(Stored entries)
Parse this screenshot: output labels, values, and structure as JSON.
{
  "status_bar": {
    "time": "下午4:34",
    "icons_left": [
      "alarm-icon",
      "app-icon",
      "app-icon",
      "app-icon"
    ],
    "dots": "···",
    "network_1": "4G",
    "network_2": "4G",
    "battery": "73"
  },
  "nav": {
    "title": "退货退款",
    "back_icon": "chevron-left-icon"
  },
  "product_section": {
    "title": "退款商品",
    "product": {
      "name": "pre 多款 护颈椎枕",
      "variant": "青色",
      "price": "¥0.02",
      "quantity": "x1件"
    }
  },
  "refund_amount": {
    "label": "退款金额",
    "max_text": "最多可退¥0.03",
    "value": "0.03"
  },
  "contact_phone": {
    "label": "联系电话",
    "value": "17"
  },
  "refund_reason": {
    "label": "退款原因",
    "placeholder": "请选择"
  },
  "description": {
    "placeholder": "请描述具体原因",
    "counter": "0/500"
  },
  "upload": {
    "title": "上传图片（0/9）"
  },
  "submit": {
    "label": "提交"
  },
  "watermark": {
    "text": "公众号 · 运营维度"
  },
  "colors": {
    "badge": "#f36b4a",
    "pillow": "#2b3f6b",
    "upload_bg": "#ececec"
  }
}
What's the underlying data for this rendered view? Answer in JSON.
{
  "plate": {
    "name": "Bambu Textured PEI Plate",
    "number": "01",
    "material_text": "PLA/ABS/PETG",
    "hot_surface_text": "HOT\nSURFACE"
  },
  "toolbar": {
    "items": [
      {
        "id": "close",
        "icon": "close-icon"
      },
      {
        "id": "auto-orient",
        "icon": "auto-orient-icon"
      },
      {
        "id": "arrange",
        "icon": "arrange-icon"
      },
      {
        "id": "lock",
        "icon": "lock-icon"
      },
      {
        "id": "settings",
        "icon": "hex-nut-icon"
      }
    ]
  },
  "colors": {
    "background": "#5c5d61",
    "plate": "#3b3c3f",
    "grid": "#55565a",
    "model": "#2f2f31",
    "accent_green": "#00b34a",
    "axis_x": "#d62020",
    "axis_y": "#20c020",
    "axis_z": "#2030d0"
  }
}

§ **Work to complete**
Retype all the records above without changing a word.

§ **Response**
Parse this screenshot: output labels, values, and structure as JSON.
{
  "status_bar": {
    "time": "下午4:34",
    "icons_left": [
      "alarm-icon",
      "app-icon",
      "app-icon",
      "app-icon"
    ],
    "dots": "···",
    "network_1": "4G",
    "network_2": "4G",
    "battery": "73"
  },
  "nav": {
    "title": "退货退款",
    "back_icon": "chevron-left-icon"
  },
  "product_section": {
    "title": "退款商品",
    "product": {
      "name": "pre 多款 护颈椎枕",
      "variant": "青色",
      "price": "¥0.02",
      "quantity": "x1件"
    }
  },
  "refund_amount": {
    "label": "退款金额",
    "max_text": "最多可退¥0.03",
    "value": "0.03"
  },
  "contact_phone": {
    "label": "联系电话",
    "value": "17"
  },
  "refund_reason": {
    "label": "退款原因",
    "placeholder": "请选择"
  },
  "description": {
    "placeholder": "请描述具体原因",
    "counter": "0/500"
  },
  "upload": {
    "title": "上传图片（0/9）"
  },
  "submit": {
    "label": "提交"
  },
  "watermark": {
    "text": "公众号 · 运营维度"
  },
  "colors": {
    "badge": "#f36b4a",
    "pillow": "#2b3f6b",
    "upload_bg": "#ececec"
  }
}
What's the underlying data for this rendered view? Answer in JSON.
{
  "plate": {
    "name": "Bambu Textured PEI Plate",
    "number": "01",
    "material_text": "PLA/ABS/PETG",
    "hot_surface_text": "HOT\nSURFACE"
  },
  "toolbar": {
    "items": [
      {
        "id": "close",
        "icon": "close-icon"
      },
      {
        "id": "auto-orient",
        "icon": "auto-orient-icon"
      },
      {
        "id": "arrange",
        "icon": "arrange-icon"
      },
      {
        "id": "lock",
        "icon": "lock-icon"
      },
      {
        "id": "settings",
        "icon": "hex-nut-icon"
      }
    ]
  },
  "colors": {
    "background": "#5c5d61",
    "plate": "#3b3c3f",
    "grid": "#55565a",
    "model": "#2f2f31",
    "accent_green": "#00b34a",
    "axis_x": "#d62020",
    "axis_y": "#20c020",
    "axis_z": "#2030d0"
  }
}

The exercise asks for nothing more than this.